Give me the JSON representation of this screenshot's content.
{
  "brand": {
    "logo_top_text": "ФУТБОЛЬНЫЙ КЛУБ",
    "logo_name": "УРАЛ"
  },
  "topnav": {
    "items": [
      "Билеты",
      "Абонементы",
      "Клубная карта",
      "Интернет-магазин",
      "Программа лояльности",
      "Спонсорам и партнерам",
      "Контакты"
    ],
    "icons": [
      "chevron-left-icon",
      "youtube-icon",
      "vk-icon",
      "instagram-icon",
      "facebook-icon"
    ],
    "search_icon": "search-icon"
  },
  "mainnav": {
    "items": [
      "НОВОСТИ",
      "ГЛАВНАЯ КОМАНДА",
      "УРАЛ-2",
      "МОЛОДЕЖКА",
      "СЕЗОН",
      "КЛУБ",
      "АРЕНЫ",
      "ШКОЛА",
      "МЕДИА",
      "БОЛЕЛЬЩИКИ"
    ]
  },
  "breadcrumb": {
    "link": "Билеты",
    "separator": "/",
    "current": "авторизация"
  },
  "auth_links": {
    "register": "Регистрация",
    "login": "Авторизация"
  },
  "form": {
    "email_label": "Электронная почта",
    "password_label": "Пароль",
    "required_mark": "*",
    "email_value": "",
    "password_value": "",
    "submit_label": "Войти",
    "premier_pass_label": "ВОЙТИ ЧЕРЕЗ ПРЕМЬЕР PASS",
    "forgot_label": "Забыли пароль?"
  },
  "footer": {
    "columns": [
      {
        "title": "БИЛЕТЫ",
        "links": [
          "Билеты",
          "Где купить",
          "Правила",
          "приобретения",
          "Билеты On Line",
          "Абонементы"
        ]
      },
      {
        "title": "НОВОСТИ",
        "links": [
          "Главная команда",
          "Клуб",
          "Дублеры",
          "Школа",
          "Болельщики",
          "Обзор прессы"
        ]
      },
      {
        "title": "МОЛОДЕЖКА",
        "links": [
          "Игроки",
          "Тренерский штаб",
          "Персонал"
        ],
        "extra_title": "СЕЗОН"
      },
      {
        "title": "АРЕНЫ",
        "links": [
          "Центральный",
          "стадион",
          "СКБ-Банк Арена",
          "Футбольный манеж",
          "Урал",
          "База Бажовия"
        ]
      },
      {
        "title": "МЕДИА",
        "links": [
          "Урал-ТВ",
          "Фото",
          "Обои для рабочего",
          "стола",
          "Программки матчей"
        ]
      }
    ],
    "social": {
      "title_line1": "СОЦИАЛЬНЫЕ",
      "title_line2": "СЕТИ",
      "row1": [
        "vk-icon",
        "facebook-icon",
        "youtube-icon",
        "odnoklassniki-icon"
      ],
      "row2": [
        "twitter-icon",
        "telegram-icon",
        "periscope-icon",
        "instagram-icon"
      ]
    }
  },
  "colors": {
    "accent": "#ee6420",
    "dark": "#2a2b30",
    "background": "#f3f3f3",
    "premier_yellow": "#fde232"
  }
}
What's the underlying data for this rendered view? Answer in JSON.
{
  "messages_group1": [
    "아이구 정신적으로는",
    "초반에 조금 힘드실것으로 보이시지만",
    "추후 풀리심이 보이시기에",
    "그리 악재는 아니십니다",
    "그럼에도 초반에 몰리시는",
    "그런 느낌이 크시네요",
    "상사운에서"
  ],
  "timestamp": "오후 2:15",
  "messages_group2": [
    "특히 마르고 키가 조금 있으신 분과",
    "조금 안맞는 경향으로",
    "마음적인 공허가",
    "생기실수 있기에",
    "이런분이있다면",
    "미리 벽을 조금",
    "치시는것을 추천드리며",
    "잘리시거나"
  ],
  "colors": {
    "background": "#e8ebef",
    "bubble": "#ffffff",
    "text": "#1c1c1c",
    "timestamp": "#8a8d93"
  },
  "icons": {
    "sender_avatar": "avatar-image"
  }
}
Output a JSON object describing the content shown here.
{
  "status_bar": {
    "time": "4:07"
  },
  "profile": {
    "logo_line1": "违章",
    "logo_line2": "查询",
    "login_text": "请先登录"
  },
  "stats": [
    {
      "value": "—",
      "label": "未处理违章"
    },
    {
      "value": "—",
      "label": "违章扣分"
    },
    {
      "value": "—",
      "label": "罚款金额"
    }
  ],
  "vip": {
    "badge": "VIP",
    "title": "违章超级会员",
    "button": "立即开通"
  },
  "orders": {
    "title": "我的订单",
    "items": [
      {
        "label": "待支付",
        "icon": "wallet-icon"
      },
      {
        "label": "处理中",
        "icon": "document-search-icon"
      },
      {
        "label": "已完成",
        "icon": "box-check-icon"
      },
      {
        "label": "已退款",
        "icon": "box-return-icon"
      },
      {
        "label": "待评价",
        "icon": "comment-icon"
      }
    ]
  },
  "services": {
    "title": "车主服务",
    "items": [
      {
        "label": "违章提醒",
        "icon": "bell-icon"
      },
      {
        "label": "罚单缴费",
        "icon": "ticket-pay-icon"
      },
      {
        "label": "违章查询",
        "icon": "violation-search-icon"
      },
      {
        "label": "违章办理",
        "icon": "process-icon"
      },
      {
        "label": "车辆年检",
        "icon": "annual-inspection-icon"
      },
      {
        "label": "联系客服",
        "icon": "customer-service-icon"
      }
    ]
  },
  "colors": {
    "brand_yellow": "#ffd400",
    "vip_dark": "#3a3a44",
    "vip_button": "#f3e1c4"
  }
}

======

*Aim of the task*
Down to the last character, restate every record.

*Answer for the task*
Give me the JSON representation of this screenshot's content.
{
  "brand": {
    "logo_top_text": "ФУТБОЛЬНЫЙ КЛУБ",
    "logo_name": "УРАЛ"
  },
  "topnav": {
    "items": [
      "Билеты",
      "Абонементы",
      "Клубная карта",
      "Интернет-магазин",
      "Программа лояльности",
      "Спонсорам и партнерам",
      "Контакты"
    ],
    "icons": [
      "chevron-left-icon",
      "youtube-icon",
      "vk-icon",
      "instagram-icon",
      "facebook-icon"
    ],
    "search_icon": "search-icon"
  },
  "mainnav": {
    "items": [
      "НОВОСТИ",
      "ГЛАВНАЯ КОМАНДА",
      "УРАЛ-2",
      "МОЛОДЕЖКА",
      "СЕЗОН",
      "КЛУБ",
      "АРЕНЫ",
      "ШКОЛА",
      "МЕДИА",
      "БОЛЕЛЬЩИКИ"
    ]
  },
  "breadcrumb": {
    "link": "Билеты",
    "separator": "/",
    "current": "авторизация"
  },
  "auth_links": {
    "register": "Регистрация",
    "login": "Авторизация"
  },
  "form": {
    "email_label": "Электронная почта",
    "password_label": "Пароль",
    "required_mark": "*",
    "email_value": "",
    "password_value": "",
    "submit_label": "Войти",
    "premier_pass_label": "ВОЙТИ ЧЕРЕЗ ПРЕМЬЕР PASS",
    "forgot_label": "Забыли пароль?"
  },
  "footer": {
    "columns": [
      {
        "title": "БИЛЕТЫ",
        "links": [
          "Билеты",
          "Где купить",
          "Правила",
          "приобретения",
          "Билеты On Line",
          "Абонементы"
        ]
      },
      {
        "title": "НОВОСТИ",
        "links": [
          "Главная команда",
          "Клуб",
          "Дублеры",
          "Школа",
          "Болельщики",
          "Обзор прессы"
        ]
      },
      {
        "title": "МОЛОДЕЖКА",
        "links": [
          "Игроки",
          "Тренерский штаб",
          "Персонал"
        ],
        "extra_title": "СЕЗОН"
      },
      {
        "title": "АРЕНЫ",
        "links": [
          "Центральный",
          "стадион",
          "СКБ-Банк Арена",
          "Футбольный манеж",
          "Урал",
          "База Бажовия"
        ]
      },
      {
        "title": "МЕДИА",
        "links": [
          "Урал-ТВ",
          "Фото",
          "Обои для рабочего",
          "стола",
          "Программки матчей"
        ]
      }
    ],
    "social": {
      "title_line1": "СОЦИАЛЬНЫЕ",
      "title_line2": "СЕТИ",
      "row1": [
        "vk-icon",
        "facebook-icon",
        "youtube-icon",
        "odnoklassniki-icon"
      ],
      "row2": [
        "twitter-icon",
        "telegram-icon",
        "periscope-icon",
        "instagram-icon"
      ]
    }
  },
  "colors": {
    "accent": "#ee6420",
    "dark": "#2a2b30",
    "background": "#f3f3f3",
    "premier_yellow": "#fde232"
  }
}
What's the underlying data for this rendered view? Answer in JSON.
{
  "messages_group1": [
    "아이구 정신적으로는",
    "초반에 조금 힘드실것으로 보이시지만",
    "추후 풀리심이 보이시기에",
    "그리 악재는 아니십니다",
    "그럼에도 초반에 몰리시는",
    "그런 느낌이 크시네요",
    "상사운에서"
  ],
  "timestamp": "오후 2:15",
  "messages_group2": [
    "특히 마르고 키가 조금 있으신 분과",
    "조금 안맞는 경향으로",
    "마음적인 공허가",
    "생기실수 있기에",
    "이런분이있다면",
    "미리 벽을 조금",
    "치시는것을 추천드리며",
    "잘리시거나"
  ],
  "colors": {
    "background": "#e8ebef",
    "bubble": "#ffffff",
    "text": "#1c1c1c",
    "timestamp": "#8a8d93"
  },
  "icons": {
    "sender_avatar": "avatar-image"
  }
}
Output a JSON object describing the content shown here.
{
  "status_bar": {
    "time": "4:07"
  },
  "profile": {
    "logo_line1": "违章",
    "logo_line2": "查询",
    "login_text": "请先登录"
  },
  "stats": [
    {
      "value": "—",
      "label": "未处理违章"
    },
    {
      "value": "—",
      "label": "违章扣分"
    },
    {
      "value": "—",
      "label": "罚款金额"
    }
  ],
  "vip": {
    "badge": "VIP",
    "title": "违章超级会员",
    "button": "立即开通"
  },
  "orders": {
    "title": "我的订单",
    "items": [
      {
        "label": "待支付",
        "icon": "wallet-icon"
      },
      {
        "label": "处理中",
        "icon": "document-search-icon"
      },
      {
        "label": "已完成",
        "icon": "box-check-icon"
      },
      {
        "label": "已退款",
        "icon": "box-return-icon"
      },
      {
        "label": "待评价",
        "icon": "comment-icon"
      }
    ]
  },
  "services": {
    "title": "车主服务",
    "items": [
      {
        "label": "违章提醒",
        "icon": "bell-icon"
      },
      {
        "label": "罚单缴费",
        "icon": "ticket-pay-icon"
      },
      {
        "label": "违章查询",
        "icon": "violation-search-icon"
      },
      {
        "label": "违章办理",
        "icon": "process-icon"
      },
      {
        "label": "车辆年检",
        "icon": "annual-inspection-icon"
      },
      {
        "label": "联系客服",
        "icon": "customer-service-icon"
      }
    ]
  },
  "colors": {
    "brand_yellow": "#ffd400",
    "vip_dark": "#3a3a44",
    "vip_button": "#f3e1c4"
  }
}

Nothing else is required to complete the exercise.